Jump to ContentJump to Main Navigation
PeriphrasisThe Role of Syntax and Morphology in Paradigms$
Users without a subscription are not able to see the full content.

Marina Chumakina and Greville Corbett

Print publication date: 2012

Print ISBN-13: 9780197265253

Published to British Academy Scholarship Online: January 2014

DOI: 10.5871/bacad/9780197265253.001.0001

Show Summary Details
Page of

PRINTED FROM BRITISH ACADEMY SCHOLARSHIP ONLINE (www.britishacademy.universitypressscholarship.com). (c) Copyright British Academy, 2021. All Rights Reserved. An individual user may print out a PDF of a single chapter of a monograph in BASO for personal use.date: 08 May 2021

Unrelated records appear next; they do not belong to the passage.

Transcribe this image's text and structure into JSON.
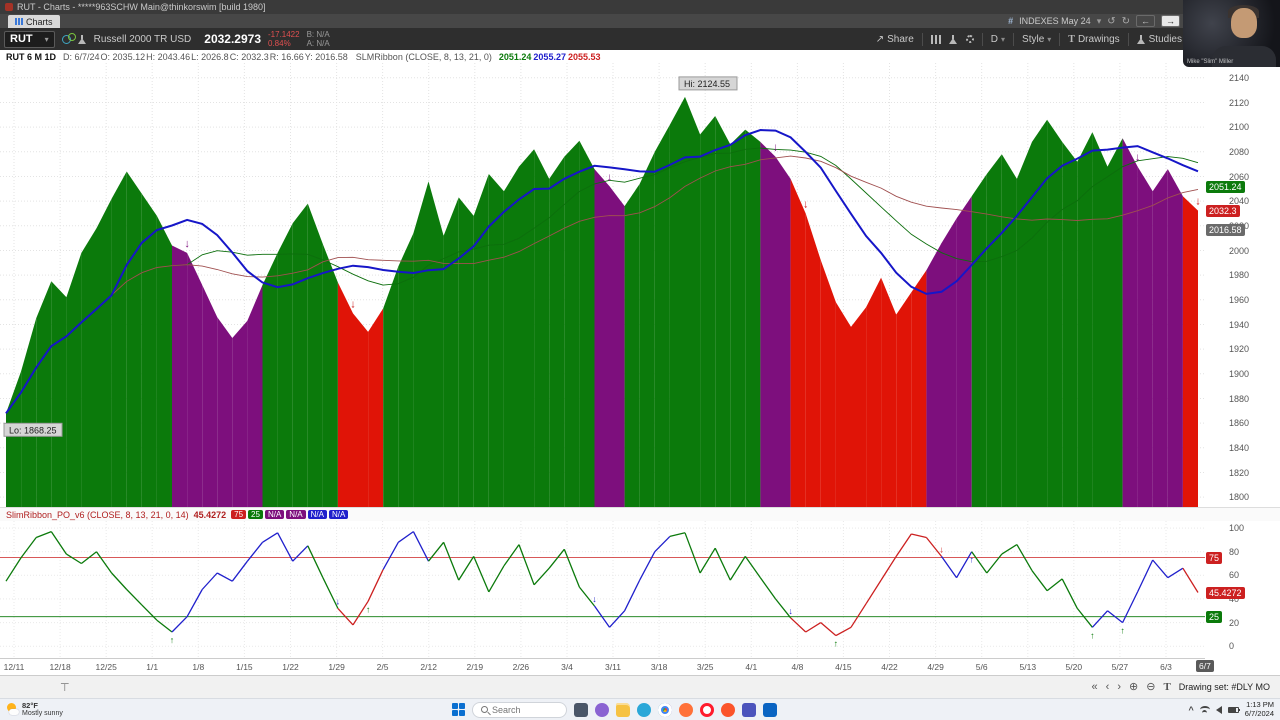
{
  "window": {
    "title": "RUT - Charts - *****963SCHW Main@thinkorswim [build 1980]"
  },
  "tab_bar": {
    "charts_label": "Charts"
  },
  "header_right": {
    "watchlist_label": "INDEXES May 24"
  },
  "icons": {
    "hash": "#",
    "undo": "↺",
    "redo": "↻",
    "back": "←",
    "forward": "→",
    "chevron_down": "▾",
    "share": "↗",
    "zoom_in": "⊕",
    "zoom_out": "⊖",
    "nav_fast_back": "«",
    "nav_back": "‹",
    "nav_forward": "›",
    "text_tool": "T",
    "restore_panel": "⊤",
    "tray_chevron": "^"
  },
  "toolbar": {
    "symbol": "RUT",
    "description": "Russell 2000 TR USD",
    "last_price": "2032.2973",
    "change": "-17.1422",
    "change_percent": "0.84%",
    "bid": "B: N/A",
    "ask": "A: N/A",
    "share_label": "Share",
    "timeframe_label": "D",
    "style_label": "Style",
    "drawings_label": "Drawings",
    "studies_label": "Studies"
  },
  "chart_header": {
    "title": "RUT 6 M 1D",
    "fields": [
      "D: 6/7/24",
      "O: 2035.12",
      "H: 2043.46",
      "L: 2026.8",
      "C: 2032.3",
      "R: 16.66",
      "Y: 2016.58"
    ],
    "study_label": "SLMRibbon (CLOSE, 8, 13, 21, 0)",
    "values": [
      {
        "text": "2051.24",
        "color": "#0b7a0b"
      },
      {
        "text": "2055.27",
        "color": "#2020cc"
      },
      {
        "text": "2055.53",
        "color": "#cc2020"
      }
    ]
  },
  "study_header": {
    "label": "SlimRibbon_PO_v6 (CLOSE, 8, 13, 21, 0, 14)",
    "value": "45.4272",
    "chips": [
      {
        "text": "75",
        "bg": "#cc2020"
      },
      {
        "text": "25",
        "bg": "#0b7a0b"
      },
      {
        "text": "N/A",
        "bg": "#7d0f7d"
      },
      {
        "text": "N/A",
        "bg": "#7d0f7d"
      },
      {
        "text": "N/A",
        "bg": "#2020cc"
      },
      {
        "text": "N/A",
        "bg": "#2020cc"
      }
    ]
  },
  "x_axis": {
    "labels": [
      "12/11",
      "12/18",
      "12/25",
      "1/1",
      "1/8",
      "1/15",
      "1/22",
      "1/29",
      "2/5",
      "2/12",
      "2/19",
      "2/26",
      "3/4",
      "3/11",
      "3/18",
      "3/25",
      "4/1",
      "4/8",
      "4/15",
      "4/22",
      "4/29",
      "5/6",
      "5/13",
      "5/20",
      "5/27",
      "6/3"
    ],
    "current_chip": "6/7"
  },
  "bottom_bar": {
    "drawing_set_label": "Drawing set: #DLY MO"
  },
  "taskbar": {
    "weather_temp": "82°F",
    "weather_desc": "Mostly sunny",
    "search_placeholder": "Search",
    "clock_time": "1:13 PM",
    "clock_date": "6/7/2024",
    "app_icons": [
      {
        "name": "task-view",
        "color": "#4a5668",
        "shape": "square"
      },
      {
        "name": "copilot",
        "color": "#8a63d2",
        "shape": "circle"
      },
      {
        "name": "file-explorer",
        "color": "#f6c243",
        "shape": "folder"
      },
      {
        "name": "edge",
        "color": "#2aa7d8",
        "shape": "circle"
      },
      {
        "name": "chrome",
        "color": "#e94235",
        "shape": "conic"
      },
      {
        "name": "firefox",
        "color": "#ff7139",
        "shape": "circle"
      },
      {
        "name": "opera",
        "color": "#ff1b2d",
        "shape": "ring"
      },
      {
        "name": "brave",
        "color": "#fb542b",
        "shape": "circle"
      },
      {
        "name": "teams",
        "color": "#4b53bc",
        "shape": "square"
      },
      {
        "name": "outlook",
        "color": "#0a64c2",
        "shape": "square"
      }
    ]
  },
  "webcam": {
    "caption": "Mike \"Slim\" Miller"
  },
  "chart_data": [
    {
      "id": "price",
      "type": "area",
      "title": "RUT 6 month daily price, area colored by SLMRibbon state (green/purple/red)",
      "ylim": [
        1800,
        2140
      ],
      "y_ticks": [
        2140,
        2120,
        2100,
        2080,
        2060,
        2040,
        2020,
        2000,
        1980,
        1960,
        1940,
        1920,
        1900,
        1880,
        1860,
        1840,
        1820,
        1800
      ],
      "hi_label": "Hi: 2124.55",
      "lo_label": "Lo: 1868.25",
      "colors": {
        "g": "#0b7a0b",
        "p": "#7d0f7d",
        "r": "#e01407",
        "b": "#2020cc"
      },
      "ma_line_colors": {
        "ma8": "#1616c8",
        "ma13": "#0c6e0c",
        "ma21": "#a05050"
      },
      "axis_chips": [
        {
          "text": "2051.24",
          "value": 2051.24,
          "bg": "#0b7a0b"
        },
        {
          "text": "2032.3",
          "value": 2032.3,
          "bg": "#cc2020"
        },
        {
          "text": "2016.58",
          "value": 2016.58,
          "bg": "#6a6a6a"
        }
      ],
      "series": [
        [
          1868,
          "g"
        ],
        [
          1902,
          "g"
        ],
        [
          1945,
          "g"
        ],
        [
          1975,
          "g"
        ],
        [
          1962,
          "g"
        ],
        [
          1998,
          "g"
        ],
        [
          2018,
          "g"
        ],
        [
          2042,
          "g"
        ],
        [
          2064,
          "g"
        ],
        [
          2046,
          "g"
        ],
        [
          2028,
          "g"
        ],
        [
          2004,
          "g"
        ],
        [
          1998,
          "p"
        ],
        [
          1972,
          "p"
        ],
        [
          1946,
          "p"
        ],
        [
          1929,
          "p"
        ],
        [
          1943,
          "p"
        ],
        [
          1972,
          "p"
        ],
        [
          1998,
          "g"
        ],
        [
          2022,
          "g"
        ],
        [
          2038,
          "g"
        ],
        [
          2005,
          "g"
        ],
        [
          1974,
          "g"
        ],
        [
          1949,
          "r"
        ],
        [
          1934,
          "r"
        ],
        [
          1953,
          "r"
        ],
        [
          1987,
          "g"
        ],
        [
          2014,
          "g"
        ],
        [
          2056,
          "g"
        ],
        [
          2012,
          "g"
        ],
        [
          2043,
          "g"
        ],
        [
          2028,
          "g"
        ],
        [
          2062,
          "g"
        ],
        [
          2048,
          "g"
        ],
        [
          2068,
          "g"
        ],
        [
          2082,
          "g"
        ],
        [
          2058,
          "g"
        ],
        [
          2076,
          "g"
        ],
        [
          2089,
          "g"
        ],
        [
          2066,
          "g"
        ],
        [
          2052,
          "p"
        ],
        [
          2036,
          "p"
        ],
        [
          2054,
          "g"
        ],
        [
          2080,
          "g"
        ],
        [
          2102,
          "g"
        ],
        [
          2124.55,
          "g"
        ],
        [
          2094,
          "g"
        ],
        [
          2109,
          "g"
        ],
        [
          2086,
          "g"
        ],
        [
          2098,
          "g"
        ],
        [
          2088,
          "g"
        ],
        [
          2076,
          "p"
        ],
        [
          2058,
          "p"
        ],
        [
          2030,
          "r"
        ],
        [
          1992,
          "r"
        ],
        [
          1958,
          "r"
        ],
        [
          1938,
          "r"
        ],
        [
          1954,
          "r"
        ],
        [
          1978,
          "r"
        ],
        [
          1948,
          "r"
        ],
        [
          1966,
          "r"
        ],
        [
          1984,
          "r"
        ],
        [
          2006,
          "p"
        ],
        [
          2026,
          "p"
        ],
        [
          2044,
          "p"
        ],
        [
          2062,
          "g"
        ],
        [
          2078,
          "g"
        ],
        [
          2058,
          "g"
        ],
        [
          2088,
          "g"
        ],
        [
          2106,
          "g"
        ],
        [
          2088,
          "g"
        ],
        [
          2072,
          "g"
        ],
        [
          2096,
          "g"
        ],
        [
          2068,
          "g"
        ],
        [
          2091,
          "g"
        ],
        [
          2068,
          "p"
        ],
        [
          2048,
          "p"
        ],
        [
          2066,
          "p"
        ],
        [
          2044,
          "p"
        ],
        [
          2032.3,
          "r"
        ]
      ],
      "markers": [
        {
          "i": 12,
          "d": "down",
          "color": "#7d0f7d"
        },
        {
          "i": 23,
          "d": "down",
          "color": "#cc2020"
        },
        {
          "i": 40,
          "d": "down",
          "color": "#7d0f7d"
        },
        {
          "i": 51,
          "d": "down",
          "color": "#7d0f7d"
        },
        {
          "i": 53,
          "d": "down",
          "color": "#cc2020"
        },
        {
          "i": 75,
          "d": "down",
          "color": "#7d0f7d"
        },
        {
          "i": 79,
          "d": "down",
          "color": "#cc2020"
        }
      ]
    },
    {
      "id": "oscillator",
      "type": "line",
      "title": "SlimRibbon_PO_v6 oscillator (0-100) with 75/25 bands",
      "ylim": [
        0,
        100
      ],
      "y_ticks": [
        100,
        80,
        60,
        40,
        20,
        0
      ],
      "colors": {
        "g": "#0b7a0b",
        "p": "#7d0f7d",
        "r": "#cc2020",
        "b": "#2020cc"
      },
      "hlines": [
        {
          "value": 75,
          "color": "#cc2020"
        },
        {
          "value": 25,
          "color": "#0b7a0b"
        }
      ],
      "axis_chips": [
        {
          "text": "75",
          "value": 75,
          "bg": "#cc2020"
        },
        {
          "text": "45.4272",
          "value": 45.43,
          "bg": "#cc2020"
        },
        {
          "text": "25",
          "value": 25,
          "bg": "#0b7a0b"
        }
      ],
      "series": [
        [
          55,
          "g"
        ],
        [
          75,
          "g"
        ],
        [
          92,
          "g"
        ],
        [
          97,
          "g"
        ],
        [
          78,
          "g"
        ],
        [
          70,
          "g"
        ],
        [
          80,
          "g"
        ],
        [
          62,
          "g"
        ],
        [
          48,
          "g"
        ],
        [
          35,
          "g"
        ],
        [
          22,
          "g"
        ],
        [
          12,
          "g"
        ],
        [
          25,
          "b"
        ],
        [
          48,
          "b"
        ],
        [
          62,
          "b"
        ],
        [
          55,
          "b"
        ],
        [
          72,
          "b"
        ],
        [
          88,
          "b"
        ],
        [
          96,
          "b"
        ],
        [
          72,
          "b"
        ],
        [
          85,
          "b"
        ],
        [
          58,
          "g"
        ],
        [
          32,
          "g"
        ],
        [
          18,
          "r"
        ],
        [
          38,
          "r"
        ],
        [
          65,
          "r"
        ],
        [
          88,
          "b"
        ],
        [
          97,
          "b"
        ],
        [
          72,
          "b"
        ],
        [
          88,
          "g"
        ],
        [
          56,
          "g"
        ],
        [
          76,
          "g"
        ],
        [
          46,
          "g"
        ],
        [
          68,
          "g"
        ],
        [
          86,
          "g"
        ],
        [
          52,
          "g"
        ],
        [
          66,
          "g"
        ],
        [
          82,
          "g"
        ],
        [
          50,
          "g"
        ],
        [
          34,
          "g"
        ],
        [
          16,
          "b"
        ],
        [
          30,
          "b"
        ],
        [
          56,
          "b"
        ],
        [
          80,
          "b"
        ],
        [
          93,
          "b"
        ],
        [
          96,
          "g"
        ],
        [
          62,
          "g"
        ],
        [
          83,
          "g"
        ],
        [
          56,
          "g"
        ],
        [
          76,
          "g"
        ],
        [
          58,
          "g"
        ],
        [
          40,
          "g"
        ],
        [
          24,
          "g"
        ],
        [
          12,
          "r"
        ],
        [
          20,
          "r"
        ],
        [
          9,
          "r"
        ],
        [
          16,
          "r"
        ],
        [
          36,
          "r"
        ],
        [
          56,
          "r"
        ],
        [
          76,
          "r"
        ],
        [
          95,
          "r"
        ],
        [
          92,
          "r"
        ],
        [
          76,
          "r"
        ],
        [
          58,
          "b"
        ],
        [
          80,
          "b"
        ],
        [
          62,
          "g"
        ],
        [
          78,
          "g"
        ],
        [
          86,
          "g"
        ],
        [
          64,
          "g"
        ],
        [
          47,
          "g"
        ],
        [
          57,
          "g"
        ],
        [
          32,
          "g"
        ],
        [
          16,
          "g"
        ],
        [
          30,
          "b"
        ],
        [
          20,
          "b"
        ],
        [
          46,
          "b"
        ],
        [
          73,
          "b"
        ],
        [
          58,
          "b"
        ],
        [
          66,
          "b"
        ],
        [
          45.43,
          "r"
        ]
      ],
      "markers": [
        {
          "i": 11,
          "d": "up",
          "color": "#0b7a0b"
        },
        {
          "i": 22,
          "d": "down",
          "color": "#2020cc"
        },
        {
          "i": 24,
          "d": "up",
          "color": "#0b7a0b"
        },
        {
          "i": 39,
          "d": "down",
          "color": "#2020cc"
        },
        {
          "i": 52,
          "d": "down",
          "color": "#2020cc"
        },
        {
          "i": 55,
          "d": "up",
          "color": "#0b7a0b"
        },
        {
          "i": 62,
          "d": "down",
          "color": "#cc2020"
        },
        {
          "i": 64,
          "d": "up",
          "color": "#2020cc"
        },
        {
          "i": 72,
          "d": "up",
          "color": "#0b7a0b"
        },
        {
          "i": 74,
          "d": "up",
          "color": "#0b7a0b"
        }
      ]
    }
  ]
}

Periphrasis in the Sanskrit Verb System*

Periphrasis in the Sanskrit Verb System*

(p.105) 5 Periphrasis in the Sanskrit Verb System*

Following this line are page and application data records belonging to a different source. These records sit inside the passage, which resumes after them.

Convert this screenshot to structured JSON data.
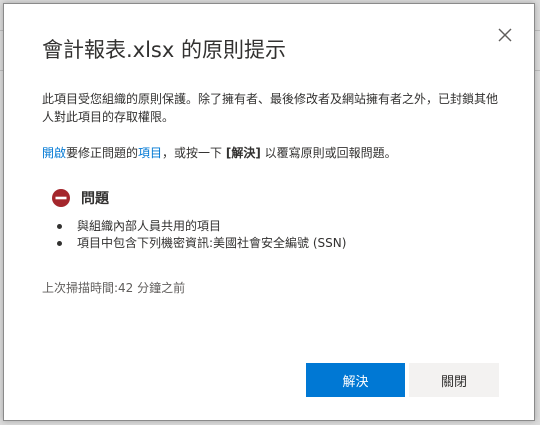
{
  "dialog": {
    "title": "會計報表.xlsx 的原則提示",
    "close_icon": "close-icon",
    "description": "此項目受您組織的原則保護。除了擁有者、最後修改者及網站擁有者之外，已封鎖其他人對此項目的存取權限。",
    "action": {
      "link_open": "開啟",
      "text_1": "要修正問題的",
      "link_item": "項目",
      "text_2": "，或按一下 ",
      "bold_resolve": "[解決]",
      "text_3": " 以覆寫原則或回報問題。"
    },
    "issues": {
      "icon": "blocked-icon",
      "title": "問題",
      "items": [
        "與組織內部人員共用的項目",
        "項目中包含下列機密資訊:美國社會安全編號 (SSN)"
      ]
    },
    "scan_time": "上次掃描時間:42 分鐘之前",
    "buttons": {
      "resolve": "解決",
      "close": "關閉"
    }
  },
  "colors": {
    "accent": "#0078d4",
    "blocked": "#a4262c",
    "text": "#323130",
    "muted": "#605e5c"
  }
}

Gregory Stump

British Academy

Ancient Sanskrit had two tenses of particular interest: periphrastic perfect and periphrastic future. At first glance, they are rather similar: both realize a particular value of tense through a combination of a lexical verb (devoid of personal agreement) and an agreeing auxiliary. There are, however, important differences which are revealed in this chapter: the periphrastic future is available for every verb, and can be distinguished from the synthetic future on semantic grounds, while the periphrastic perfect is available only for certain verbs, and these do not make up a semantically homogeneous group. A formal analysis is proposed, within Paradigm Function Morphology, for the two periphrastic tenses. It is demonstrated that a morphological rather than a purely syntactic account is preferable here. The verbs with a periphrastic perfect make up a conjugation class; on the other hand, the periphrastic future is formalized as a morphosyntactic property whose default realization is periphrastic.

Keywords:   linguistics, syntax, Sanskrit, Paradigm Function Morphology, verbal categories, perfect, diachronic change

British Academy Scholarship Online requires a subscription or purchase to access the full text of books within the service. Public users can however freely search the site and view the abstracts and keywords for each book and chapter.

Please, subscribe or login to access full text content.

If you think you should have access to this title, please contact your librarian.

To troubleshoot, please check our FAQs , and if you can't find the answer there, please contact us.